This risk is a habit leftover from when I was a program coordinator. Being the contact person for a program as large as the one I used to coordinate meant that when I was unavailable for more than a day, I would come back to a full in-box and voicemails all asking me where I was and why I hadn’t returned correspondence. For years I was tied down to this habit out of necessity, and still found myself clinging to it in the months after I left the job.
With my short trip out of town this weekend, I felt the same urge to post my status of being “away. I resisted though, taking the risk that no one would care that I was unavailable and that I would not return to snippy emails concerning my lack of response. The hesitancy with this risk has nothing to do with my sense of importance; I realize people have their own shit going on and that my decision to step out of the technological world for a few days is no big deal. This risk was a break of habit, plus a realization that certain accommodations I used to make are no longer necessary.
So, after writing my away message on this blog (I guess I wasn’t completely successful), I closed my laptop, turned off my phone, and settled in for a relaxing weekend. When I turned everything back on Tuesday morning, I had missed one text message and my email was full of the subscriptions I have to blogs and random retail stores.

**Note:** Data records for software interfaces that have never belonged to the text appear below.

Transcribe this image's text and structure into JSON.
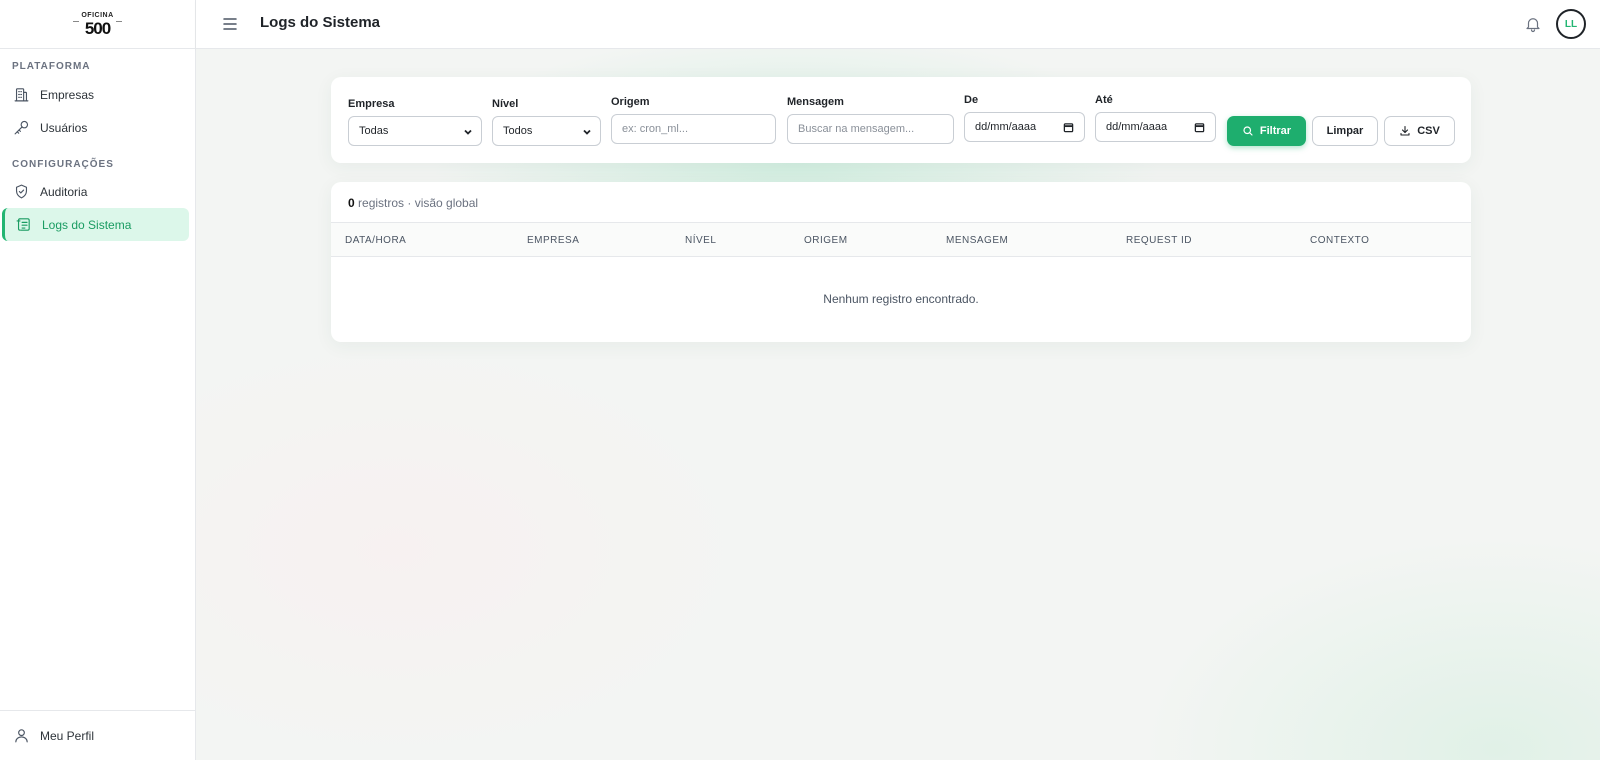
{
  "logo": {
    "top": "OFICINA",
    "bottom": "500"
  },
  "sidebar": {
    "sections": [
      {
        "label": "PLATAFORMA"
      },
      {
        "label": "CONFIGURAÇÕES"
      }
    ],
    "items": [
      {
        "label": "Empresas",
        "icon": "building-icon"
      },
      {
        "label": "Usuários",
        "icon": "key-icon"
      },
      {
        "label": "Auditoria",
        "icon": "shield-icon"
      },
      {
        "label": "Logs do Sistema",
        "icon": "scroll-icon",
        "active": true
      }
    ],
    "footer": {
      "label": "Meu Perfil",
      "icon": "user-icon"
    }
  },
  "header": {
    "title": "Logs do Sistema",
    "avatar": "LL"
  },
  "filters": {
    "empresa": {
      "label": "Empresa",
      "value": "Todas"
    },
    "nivel": {
      "label": "Nível",
      "value": "Todos"
    },
    "origem": {
      "label": "Origem",
      "placeholder": "ex: cron_ml..."
    },
    "mensagem": {
      "label": "Mensagem",
      "placeholder": "Buscar na mensagem..."
    },
    "de": {
      "label": "De",
      "placeholder": "dd/mm/aaaa"
    },
    "ate": {
      "label": "Até",
      "placeholder": "dd/mm/aaaa"
    },
    "filter_button": "Filtrar",
    "clear_button": "Limpar",
    "csv_button": "CSV"
  },
  "table": {
    "count": "0",
    "count_suffix": " registros · visão global",
    "columns": [
      "DATA/HORA",
      "EMPRESA",
      "NÍVEL",
      "ORIGEM",
      "MENSAGEM",
      "REQUEST ID",
      "CONTEXTO"
    ],
    "empty_message": "Nenhum registro encontrado."
  },
  "colors": {
    "accent": "#1eae6e",
    "active_bg": "#dcf7ea",
    "active_text": "#1a9c62"
  }
}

Essentially, I didn’t miss anything and no one really noticed that I was gone, which was actually quite refreshing.